As the day after the election began and the country woke up to the undeniable fact that Republican presidential nominee Donald Trump is now the president-elect of the United States, looming questions remained. For example, citizens are wondering, "Could Hillary Clinton contest the election?" even though she has reached out to Trump via a private phone call and reportedly conceded the election. The Democratic presidential nominee and former Secretary of State Clinton is reportedly scheduled to address the people of the United States — including her passionate supporters, her staff, and those who ended up not voting for her — late Wednesday morning.
However, as votes continue to trickle in, despite Trump giving a victory speech late Tuesday night/early Wednesday morning, it's becoming more and more apparent that Clinton has a shot at winning the popular vote. Notoriously slow-counting California could give Clinton the popular vote lead. However, that's unlikely to change the outcome of the election, as Clinton has already conceded and Trump has already reached the necessary 270 electoral votes needed to secure the presidency. Like Al Gore learned in the 2000 presidential election, when he lost the presidency to George Bush, securing the popular vote does not mean you've secured a seat in the Oval Office.

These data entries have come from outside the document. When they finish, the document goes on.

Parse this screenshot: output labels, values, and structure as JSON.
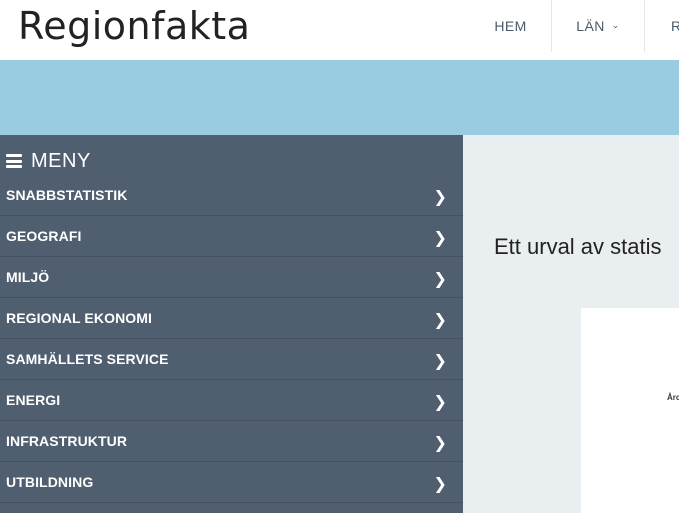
{
  "header": {
    "logo": "Regionfakta",
    "nav": [
      {
        "label": "HEM"
      },
      {
        "label": "LÄN",
        "has_dropdown": true
      },
      {
        "label": "R"
      }
    ]
  },
  "sidebar": {
    "menu_title": "MENY",
    "items": [
      {
        "label": "SNABBSTATISTIK"
      },
      {
        "label": "GEOGRAFI"
      },
      {
        "label": "MILJÖ"
      },
      {
        "label": "REGIONAL EKONOMI"
      },
      {
        "label": "SAMHÄLLETS SERVICE"
      },
      {
        "label": "ENERGI"
      },
      {
        "label": "INFRASTRUKTUR"
      },
      {
        "label": "UTBILDNING"
      }
    ]
  },
  "main": {
    "intro_text": "Ett urval av statis",
    "card_label": "Årc"
  },
  "icons": {
    "menu": "hamburger-icon",
    "item_arrow": "chevron-right-icon",
    "dropdown": "chevron-down-icon"
  },
  "colors": {
    "banner": "#99cce0",
    "sidebar": "#4f5f70",
    "content_bg": "#e9eef1"
  }
}
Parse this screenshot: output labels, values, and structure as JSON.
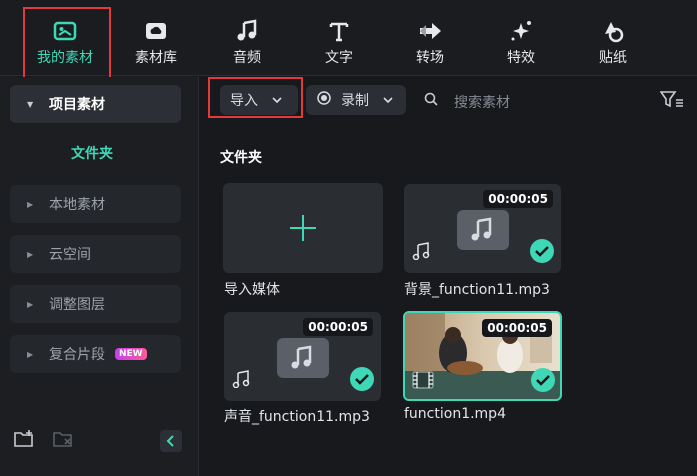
{
  "toolbar": {
    "tabs": [
      {
        "label": "我的素材",
        "icon": "my-media-icon"
      },
      {
        "label": "素材库",
        "icon": "stock-media-icon"
      },
      {
        "label": "音频",
        "icon": "music-note-icon"
      },
      {
        "label": "文字",
        "icon": "text-t-icon"
      },
      {
        "label": "转场",
        "icon": "transition-icon"
      },
      {
        "label": "特效",
        "icon": "sparkle-effects-icon"
      },
      {
        "label": "贴纸",
        "icon": "sticker-icon"
      }
    ],
    "active_tab": "我的素材"
  },
  "sidebar": {
    "project_media": "项目素材",
    "folder": "文件夹",
    "items": [
      {
        "label": "本地素材"
      },
      {
        "label": "云空间"
      },
      {
        "label": "调整图层"
      },
      {
        "label": "复合片段",
        "badge": "NEW"
      }
    ]
  },
  "mainbar": {
    "import_label": "导入",
    "record_label": "录制",
    "search_placeholder": "搜索素材"
  },
  "content": {
    "section_title": "文件夹",
    "import_card_label": "导入媒体",
    "items": [
      {
        "name": "背景_function11.mp3",
        "duration": "00:00:05",
        "type": "audio"
      },
      {
        "name": "声音_function11.mp3",
        "duration": "00:00:05",
        "type": "audio"
      },
      {
        "name": "function1.mp4",
        "duration": "00:00:05",
        "type": "video"
      }
    ]
  },
  "colors": {
    "accent": "#3fd8b6",
    "highlight": "#e5383b",
    "background": "#17191d",
    "card": "#2a2d32"
  }
}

Clinton didn't offer a public concession speech after the initial results of the election were reported, leaving many people to wonder if she would contest the election. That inquiry is still lingering — like the bad hangover so many of us are probably feeling thanks to a stunning election — and people took to twitter to voice their questions and concerns.
Prior to the election night results, Trump had warned of voter and election fraud, urging his supporters to be "on the look out" for a rigged election. Of course, those unfounded claims are no-longer part of his president-elect lexicon, so many are left wondering if the same claims can aid Clinton in contesting the shocking election results. Coupled with numerous reports of voter suppression in key voting states like North Carolina — and voting issues like sporadic equipment failures and exceptionally long lines — a reported concession speech and a private phone conversation between Clinton and Trump isn't keeping people from wondering if Clinton really will concede, or if she has it in her to contest the election.
Either way and regardless of what Clinton and her campaign decide, our nation has learned a lot about itself as a result of this unprecedented presidential election. That knowledge will linger for a very, very long time.